— REQUIREMENT —
Verbatim copy without images: return all of the data as it stands.

— EXERCISE MATERIAL —
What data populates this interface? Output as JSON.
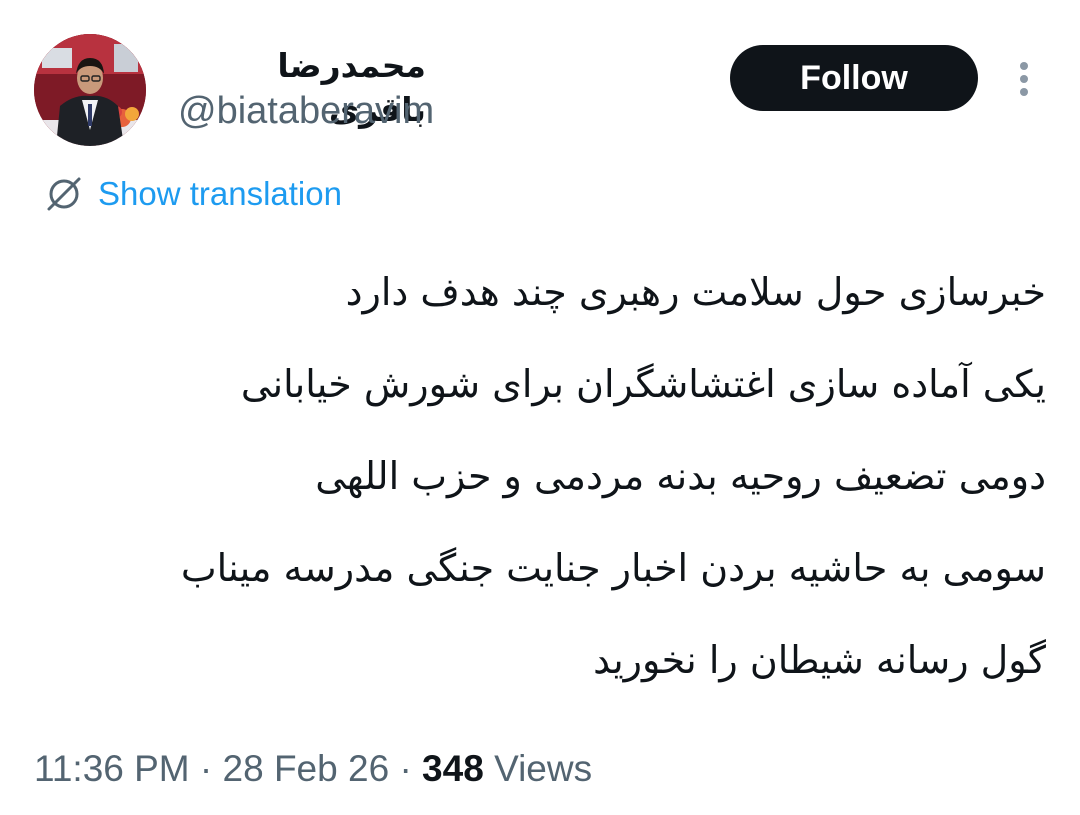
{
  "author": {
    "display_name": "محمدرضا باقری",
    "handle": "@biataberavim",
    "avatar_icon": "profile-photo"
  },
  "actions": {
    "follow_label": "Follow",
    "more_icon": "vertical-ellipsis-icon"
  },
  "translation": {
    "label": "Show translation",
    "icon": "translate-globe-icon"
  },
  "tweet": {
    "lines": [
      "خبرسازی حول سلامت رهبری چند هدف دارد",
      "یکی آماده سازی اغتشاشگران برای شورش خیابانی",
      "دومی تضعیف روحیه بدنه مردمی و حزب اللهی",
      "سومی به حاشیه بردن اخبار جنایت جنگی مدرسه میناب",
      "گول رسانه شیطان را نخورید"
    ]
  },
  "meta": {
    "time": "11:36 PM",
    "separator": "·",
    "date": "28 Feb 26",
    "views_count": "348",
    "views_label": "Views"
  },
  "colors": {
    "text_primary": "#0f1419",
    "text_secondary": "#536471",
    "link": "#1d9bf0",
    "follow_bg": "#0f1419"
  }
}
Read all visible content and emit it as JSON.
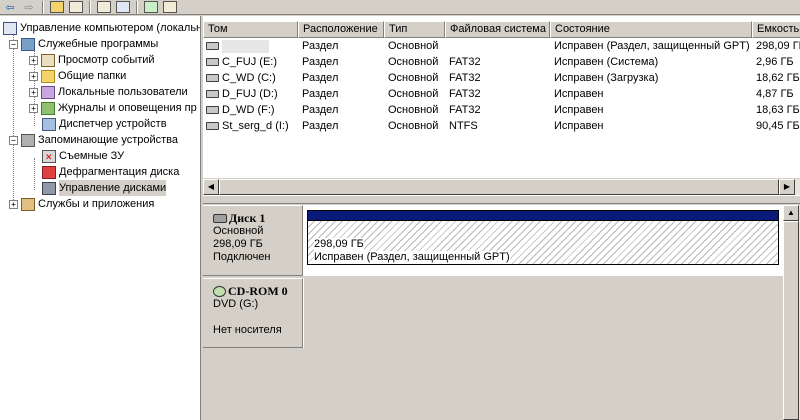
{
  "toolbar": {
    "buttons": [
      "back-icon",
      "forward-icon",
      "up-folder-icon",
      "show-hide-tree-icon",
      "properties-icon",
      "help-icon",
      "refresh-icon",
      "export-icon"
    ]
  },
  "tree": {
    "root": "Управление компьютером (локальны",
    "system_tools": "Служебные программы",
    "event_viewer": "Просмотр событий",
    "shared_folders": "Общие папки",
    "local_users": "Локальные пользователи",
    "logs_alerts": "Журналы и оповещения пр",
    "device_manager": "Диспетчер устройств",
    "storage": "Запоминающие устройства",
    "removable": "Съемные ЗУ",
    "defrag": "Дефрагментация диска",
    "disk_management": "Управление дисками",
    "services": "Службы и приложения"
  },
  "volumes": {
    "columns": [
      "Том",
      "Расположение",
      "Тип",
      "Файловая система",
      "Состояние",
      "Емкость"
    ],
    "rows": [
      {
        "name": "",
        "location": "Раздел",
        "type": "Основной",
        "fs": "",
        "status": "Исправен (Раздел, защищенный GPT)",
        "capacity": "298,09 ГБ"
      },
      {
        "name": "C_FUJ (E:)",
        "location": "Раздел",
        "type": "Основной",
        "fs": "FAT32",
        "status": "Исправен (Система)",
        "capacity": "2,96 ГБ"
      },
      {
        "name": "C_WD (C:)",
        "location": "Раздел",
        "type": "Основной",
        "fs": "FAT32",
        "status": "Исправен (Загрузка)",
        "capacity": "18,62 ГБ"
      },
      {
        "name": "D_FUJ (D:)",
        "location": "Раздел",
        "type": "Основной",
        "fs": "FAT32",
        "status": "Исправен",
        "capacity": "4,87 ГБ"
      },
      {
        "name": "D_WD (F:)",
        "location": "Раздел",
        "type": "Основной",
        "fs": "FAT32",
        "status": "Исправен",
        "capacity": "18,63 ГБ"
      },
      {
        "name": "St_serg_d (I:)",
        "location": "Раздел",
        "type": "Основной",
        "fs": "NTFS",
        "status": "Исправен",
        "capacity": "90,45 ГБ"
      }
    ]
  },
  "disks": {
    "disk1": {
      "title": "Диск 1",
      "type": "Основной",
      "size": "298,09 ГБ",
      "state": "Подключен",
      "partition_size": "298,09 ГБ",
      "partition_status": "Исправен (Раздел, защищенный GPT)"
    },
    "cdrom0": {
      "title": "CD-ROM 0",
      "drive": "DVD (G:)",
      "state": "Нет носителя"
    }
  }
}
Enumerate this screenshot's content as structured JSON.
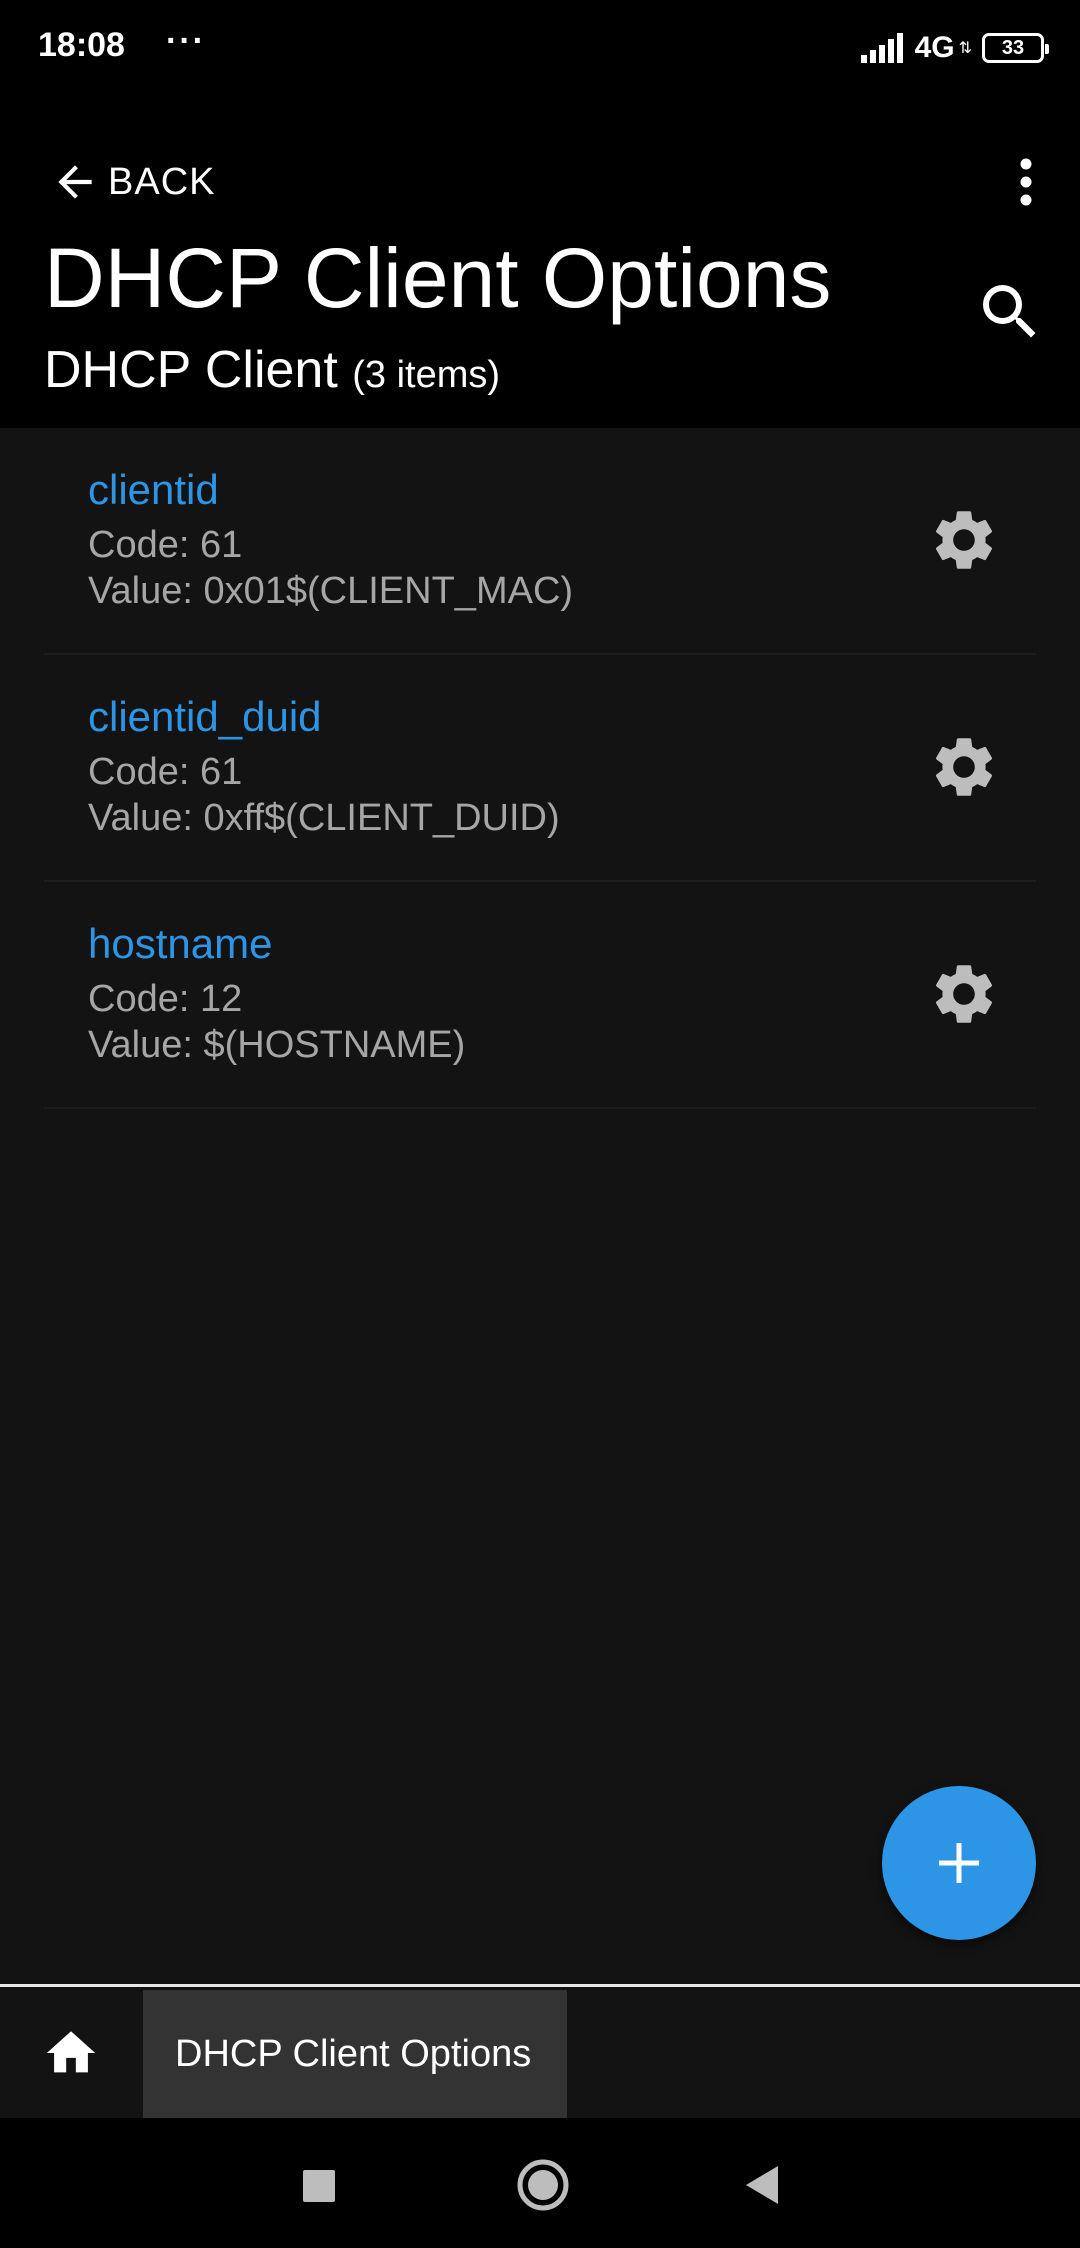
{
  "status_bar": {
    "time": "18:08",
    "dots": "···",
    "network": "4G",
    "battery": "33"
  },
  "header": {
    "back_label": "BACK",
    "title": "DHCP Client Options",
    "subtitle": "DHCP Client",
    "item_count": "(3 items)"
  },
  "options": [
    {
      "name": "clientid",
      "code": "Code: 61",
      "value": "Value: 0x01$(CLIENT_MAC)"
    },
    {
      "name": "clientid_duid",
      "code": "Code: 61",
      "value": "Value: 0xff$(CLIENT_DUID)"
    },
    {
      "name": "hostname",
      "code": "Code: 12",
      "value": "Value: $(HOSTNAME)"
    }
  ],
  "breadcrumb": {
    "current": "DHCP Client Options"
  },
  "colors": {
    "accent": "#2d95e6",
    "background": "#131313",
    "header": "#000000",
    "secondary_text": "#a6a6a6"
  },
  "icons": {
    "back": "arrow-left-icon",
    "menu": "overflow-menu-icon",
    "search": "search-icon",
    "settings": "gear-icon",
    "add": "plus-icon",
    "home": "home-icon"
  }
}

— WRITTEN ANSWER —
What data populates this interface? Output as JSON.
{
  "author": {
    "display_name": "محمدرضا باقری",
    "handle": "@biataberavim",
    "avatar_icon": "profile-photo"
  },
  "actions": {
    "follow_label": "Follow",
    "more_icon": "vertical-ellipsis-icon"
  },
  "translation": {
    "label": "Show translation",
    "icon": "translate-globe-icon"
  },
  "tweet": {
    "lines": [
      "خبرسازی حول سلامت رهبری چند هدف دارد",
      "یکی آماده سازی اغتشاشگران برای شورش خیابانی",
      "دومی تضعیف روحیه بدنه مردمی و حزب اللهی",
      "سومی به حاشیه بردن اخبار جنایت جنگی مدرسه میناب",
      "گول رسانه شیطان را نخورید"
    ]
  },
  "meta": {
    "time": "11:36 PM",
    "separator": "·",
    "date": "28 Feb 26",
    "views_count": "348",
    "views_label": "Views"
  },
  "colors": {
    "text_primary": "#0f1419",
    "text_secondary": "#536471",
    "link": "#1d9bf0",
    "follow_bg": "#0f1419"
  }
}
Read all visible content and emit it as JSON.
{
  "toolbar": {
    "buttons": [
      "back-icon",
      "forward-icon",
      "up-folder-icon",
      "show-hide-tree-icon",
      "properties-icon",
      "help-icon",
      "refresh-icon",
      "export-icon"
    ]
  },
  "tree": {
    "root": "Управление компьютером (локальны",
    "system_tools": "Служебные программы",
    "event_viewer": "Просмотр событий",
    "shared_folders": "Общие папки",
    "local_users": "Локальные пользователи",
    "logs_alerts": "Журналы и оповещения пр",
    "device_manager": "Диспетчер устройств",
    "storage": "Запоминающие устройства",
    "removable": "Съемные ЗУ",
    "defrag": "Дефрагментация диска",
    "disk_management": "Управление дисками",
    "services": "Службы и приложения"
  },
  "volumes": {
    "columns": [
      "Том",
      "Расположение",
      "Тип",
      "Файловая система",
      "Состояние",
      "Емкость"
    ],
    "rows": [
      {
        "name": "",
        "location": "Раздел",
        "type": "Основной",
        "fs": "",
        "status": "Исправен (Раздел, защищенный GPT)",
        "capacity": "298,09 ГБ"
      },
      {
        "name": "C_FUJ (E:)",
        "location": "Раздел",
        "type": "Основной",
        "fs": "FAT32",
        "status": "Исправен (Система)",
        "capacity": "2,96 ГБ"
      },
      {
        "name": "C_WD (C:)",
        "location": "Раздел",
        "type": "Основной",
        "fs": "FAT32",
        "status": "Исправен (Загрузка)",
        "capacity": "18,62 ГБ"
      },
      {
        "name": "D_FUJ (D:)",
        "location": "Раздел",
        "type": "Основной",
        "fs": "FAT32",
        "status": "Исправен",
        "capacity": "4,87 ГБ"
      },
      {
        "name": "D_WD (F:)",
        "location": "Раздел",
        "type": "Основной",
        "fs": "FAT32",
        "status": "Исправен",
        "capacity": "18,63 ГБ"
      },
      {
        "name": "St_serg_d (I:)",
        "location": "Раздел",
        "type": "Основной",
        "fs": "NTFS",
        "status": "Исправен",
        "capacity": "90,45 ГБ"
      }
    ]
  },
  "disks": {
    "disk1": {
      "title": "Диск 1",
      "type": "Основной",
      "size": "298,09 ГБ",
      "state": "Подключен",
      "partition_size": "298,09 ГБ",
      "partition_status": "Исправен (Раздел, защищенный GPT)"
    },
    "cdrom0": {
      "title": "CD-ROM 0",
      "drive": "DVD (G:)",
      "state": "Нет носителя"
    }
  }
}
Enumerate this screenshot's content as structured JSON.
{
  "status_bar": {
    "time": "18:08",
    "dots": "···",
    "network": "4G",
    "battery": "33"
  },
  "header": {
    "back_label": "BACK",
    "title": "DHCP Client Options",
    "subtitle": "DHCP Client",
    "item_count": "(3 items)"
  },
  "options": [
    {
      "name": "clientid",
      "code": "Code: 61",
      "value": "Value: 0x01$(CLIENT_MAC)"
    },
    {
      "name": "clientid_duid",
      "code": "Code: 61",
      "value": "Value: 0xff$(CLIENT_DUID)"
    },
    {
      "name": "hostname",
      "code": "Code: 12",
      "value": "Value: $(HOSTNAME)"
    }
  ],
  "breadcrumb": {
    "current": "DHCP Client Options"
  },
  "colors": {
    "accent": "#2d95e6",
    "background": "#131313",
    "header": "#000000",
    "secondary_text": "#a6a6a6"
  },
  "icons": {
    "back": "arrow-left-icon",
    "menu": "overflow-menu-icon",
    "search": "search-icon",
    "settings": "gear-icon",
    "add": "plus-icon",
    "home": "home-icon"
  }
}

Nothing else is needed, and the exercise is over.